[Web page and app entries]

————————

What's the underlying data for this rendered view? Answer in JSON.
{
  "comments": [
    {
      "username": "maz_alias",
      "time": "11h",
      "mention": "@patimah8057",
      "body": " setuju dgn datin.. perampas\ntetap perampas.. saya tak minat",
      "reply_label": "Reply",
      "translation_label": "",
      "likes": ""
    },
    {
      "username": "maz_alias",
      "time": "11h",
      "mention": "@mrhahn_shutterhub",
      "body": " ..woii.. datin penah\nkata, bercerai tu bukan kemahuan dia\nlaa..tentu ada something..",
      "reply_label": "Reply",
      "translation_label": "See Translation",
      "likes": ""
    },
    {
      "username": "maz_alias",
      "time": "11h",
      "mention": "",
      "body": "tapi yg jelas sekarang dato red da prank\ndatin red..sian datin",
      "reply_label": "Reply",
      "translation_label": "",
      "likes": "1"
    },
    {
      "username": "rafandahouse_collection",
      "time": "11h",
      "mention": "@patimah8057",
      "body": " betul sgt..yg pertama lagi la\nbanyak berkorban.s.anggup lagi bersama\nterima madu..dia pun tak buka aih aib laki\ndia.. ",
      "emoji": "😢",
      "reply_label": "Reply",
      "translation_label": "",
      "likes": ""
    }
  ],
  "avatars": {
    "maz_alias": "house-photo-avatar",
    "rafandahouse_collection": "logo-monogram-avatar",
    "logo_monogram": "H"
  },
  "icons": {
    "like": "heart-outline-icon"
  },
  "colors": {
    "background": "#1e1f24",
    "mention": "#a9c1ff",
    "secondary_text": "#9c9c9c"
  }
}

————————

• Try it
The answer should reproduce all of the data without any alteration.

• Result for this task
What's the underlying data for this rendered view? Answer in JSON.
{
  "comments": [
    {
      "username": "maz_alias",
      "time": "11h",
      "mention": "@patimah8057",
      "body": " setuju dgn datin.. perampas\ntetap perampas.. saya tak minat",
      "reply_label": "Reply",
      "translation_label": "",
      "likes": ""
    },
    {
      "username": "maz_alias",
      "time": "11h",
      "mention": "@mrhahn_shutterhub",
      "body": " ..woii.. datin penah\nkata, bercerai tu bukan kemahuan dia\nlaa..tentu ada something..",
      "reply_label": "Reply",
      "translation_label": "See Translation",
      "likes": ""
    },
    {
      "username": "maz_alias",
      "time": "11h",
      "mention": "",
      "body": "tapi yg jelas sekarang dato red da prank\ndatin red..sian datin",
      "reply_label": "Reply",
      "translation_label": "",
      "likes": "1"
    },
    {
      "username": "rafandahouse_collection",
      "time": "11h",
      "mention": "@patimah8057",
      "body": " betul sgt..yg pertama lagi la\nbanyak berkorban.s.anggup lagi bersama\nterima madu..dia pun tak buka aih aib laki\ndia.. ",
      "emoji": "😢",
      "reply_label": "Reply",
      "translation_label": "",
      "likes": ""
    }
  ],
  "avatars": {
    "maz_alias": "house-photo-avatar",
    "rafandahouse_collection": "logo-monogram-avatar",
    "logo_monogram": "H"
  },
  "icons": {
    "like": "heart-outline-icon"
  },
  "colors": {
    "background": "#1e1f24",
    "mention": "#a9c1ff",
    "secondary_text": "#9c9c9c"
  }
}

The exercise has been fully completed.